Let's start with the arms.
The geometry of the movement centered on each shoulder imposes that the arms rotation can intersect the circle drawn by Leonardo only in one point, whilst it is tangent to a regular circumference plotted by the navel – the true wraparound circumference, yellow in the scheme – only outside of that square, at about 65°. In addition to some minor asymmetries between right and left, both si­des of the figure show a grotesque alteration to the length of the up­per fore­arms, in order to reach the circle; and this without yet taking into ac­count the rotation of the shoulders inward by raising the arms, which in turn reduces their extension.
Should we believe that Le­on­ar­do did not realize it, or rather that he did it on purpose because of the need to satisfy the circle he designed?

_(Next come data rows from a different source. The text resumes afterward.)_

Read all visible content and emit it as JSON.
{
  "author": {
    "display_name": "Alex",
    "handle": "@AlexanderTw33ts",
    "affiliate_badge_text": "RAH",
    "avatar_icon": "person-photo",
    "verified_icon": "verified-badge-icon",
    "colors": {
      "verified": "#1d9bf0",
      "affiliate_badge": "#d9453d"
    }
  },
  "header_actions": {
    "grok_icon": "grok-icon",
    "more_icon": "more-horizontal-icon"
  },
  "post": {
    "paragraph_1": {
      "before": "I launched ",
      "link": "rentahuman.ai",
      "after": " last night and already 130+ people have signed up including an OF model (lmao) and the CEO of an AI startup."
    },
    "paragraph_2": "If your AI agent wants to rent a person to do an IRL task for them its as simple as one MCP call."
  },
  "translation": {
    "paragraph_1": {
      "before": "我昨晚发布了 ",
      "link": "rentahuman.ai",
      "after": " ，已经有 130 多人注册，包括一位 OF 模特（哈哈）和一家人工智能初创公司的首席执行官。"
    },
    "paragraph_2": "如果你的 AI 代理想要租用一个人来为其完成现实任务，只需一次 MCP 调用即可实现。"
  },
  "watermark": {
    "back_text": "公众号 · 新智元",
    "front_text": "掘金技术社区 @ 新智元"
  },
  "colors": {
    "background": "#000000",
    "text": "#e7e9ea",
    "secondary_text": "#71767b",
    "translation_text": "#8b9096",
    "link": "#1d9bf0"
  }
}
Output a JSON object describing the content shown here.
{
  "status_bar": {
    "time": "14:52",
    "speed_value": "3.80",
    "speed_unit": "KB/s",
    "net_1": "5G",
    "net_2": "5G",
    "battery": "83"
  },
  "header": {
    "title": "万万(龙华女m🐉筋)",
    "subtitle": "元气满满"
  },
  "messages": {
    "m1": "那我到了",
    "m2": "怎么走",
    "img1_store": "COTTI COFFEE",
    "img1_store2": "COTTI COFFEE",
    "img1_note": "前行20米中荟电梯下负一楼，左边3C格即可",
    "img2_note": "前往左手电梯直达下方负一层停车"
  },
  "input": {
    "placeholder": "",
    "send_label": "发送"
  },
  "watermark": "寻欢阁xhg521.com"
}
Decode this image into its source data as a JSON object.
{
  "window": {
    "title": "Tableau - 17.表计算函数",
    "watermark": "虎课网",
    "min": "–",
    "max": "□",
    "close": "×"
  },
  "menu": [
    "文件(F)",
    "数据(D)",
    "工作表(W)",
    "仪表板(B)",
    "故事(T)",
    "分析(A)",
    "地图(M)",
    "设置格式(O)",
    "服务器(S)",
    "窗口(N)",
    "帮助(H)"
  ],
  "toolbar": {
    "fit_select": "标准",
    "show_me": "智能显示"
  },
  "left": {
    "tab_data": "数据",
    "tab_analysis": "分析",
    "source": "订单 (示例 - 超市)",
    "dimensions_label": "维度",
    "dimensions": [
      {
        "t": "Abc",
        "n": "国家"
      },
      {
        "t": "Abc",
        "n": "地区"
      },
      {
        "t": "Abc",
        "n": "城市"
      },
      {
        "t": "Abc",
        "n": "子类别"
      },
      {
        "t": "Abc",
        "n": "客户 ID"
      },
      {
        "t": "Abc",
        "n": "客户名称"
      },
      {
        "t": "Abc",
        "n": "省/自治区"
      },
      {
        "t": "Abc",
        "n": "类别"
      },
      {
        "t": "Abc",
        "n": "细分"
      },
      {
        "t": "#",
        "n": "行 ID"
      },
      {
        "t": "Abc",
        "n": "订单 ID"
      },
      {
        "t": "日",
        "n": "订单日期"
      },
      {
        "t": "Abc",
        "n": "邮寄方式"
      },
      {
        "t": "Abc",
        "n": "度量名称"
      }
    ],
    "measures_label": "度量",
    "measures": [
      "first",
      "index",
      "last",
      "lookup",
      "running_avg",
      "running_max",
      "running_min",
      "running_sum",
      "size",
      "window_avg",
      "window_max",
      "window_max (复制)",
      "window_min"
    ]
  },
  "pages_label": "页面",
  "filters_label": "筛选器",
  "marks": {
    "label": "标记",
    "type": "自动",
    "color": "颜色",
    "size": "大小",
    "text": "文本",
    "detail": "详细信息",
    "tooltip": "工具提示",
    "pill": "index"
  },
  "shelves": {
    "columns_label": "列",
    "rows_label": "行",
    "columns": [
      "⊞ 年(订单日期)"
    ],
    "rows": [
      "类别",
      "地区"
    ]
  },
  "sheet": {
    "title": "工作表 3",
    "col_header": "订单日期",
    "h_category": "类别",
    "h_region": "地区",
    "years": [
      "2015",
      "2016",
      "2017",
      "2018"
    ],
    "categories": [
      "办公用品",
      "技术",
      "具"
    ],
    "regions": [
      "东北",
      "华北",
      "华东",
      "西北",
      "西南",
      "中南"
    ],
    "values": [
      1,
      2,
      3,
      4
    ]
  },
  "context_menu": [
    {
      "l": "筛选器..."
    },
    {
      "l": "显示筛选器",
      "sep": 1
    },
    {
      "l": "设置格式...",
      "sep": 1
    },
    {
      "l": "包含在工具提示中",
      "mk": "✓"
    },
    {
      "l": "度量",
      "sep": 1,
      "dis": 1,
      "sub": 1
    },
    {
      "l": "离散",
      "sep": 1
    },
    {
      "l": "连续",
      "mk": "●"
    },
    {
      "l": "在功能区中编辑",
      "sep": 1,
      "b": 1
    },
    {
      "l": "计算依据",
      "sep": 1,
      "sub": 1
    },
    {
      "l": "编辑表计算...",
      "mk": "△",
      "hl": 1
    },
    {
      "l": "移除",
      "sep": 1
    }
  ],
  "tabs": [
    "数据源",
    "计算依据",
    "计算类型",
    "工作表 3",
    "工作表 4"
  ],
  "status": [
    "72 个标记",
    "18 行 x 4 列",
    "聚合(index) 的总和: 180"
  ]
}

Moreover, I began to wonder why the arms' extent should be re­stra­ined inside the square height;

do you do that when you raise your arms? or rather won't you manifest your 'height'?
what should prevents man from raising his arms to the sky?
there is nothing to validate this choice, which instead reveals
to have been adopted as a
constraint to resolve that
‘magic’ design, if not a
hidden worldly symbolism.

Vitruvius could not have recommended such a solution.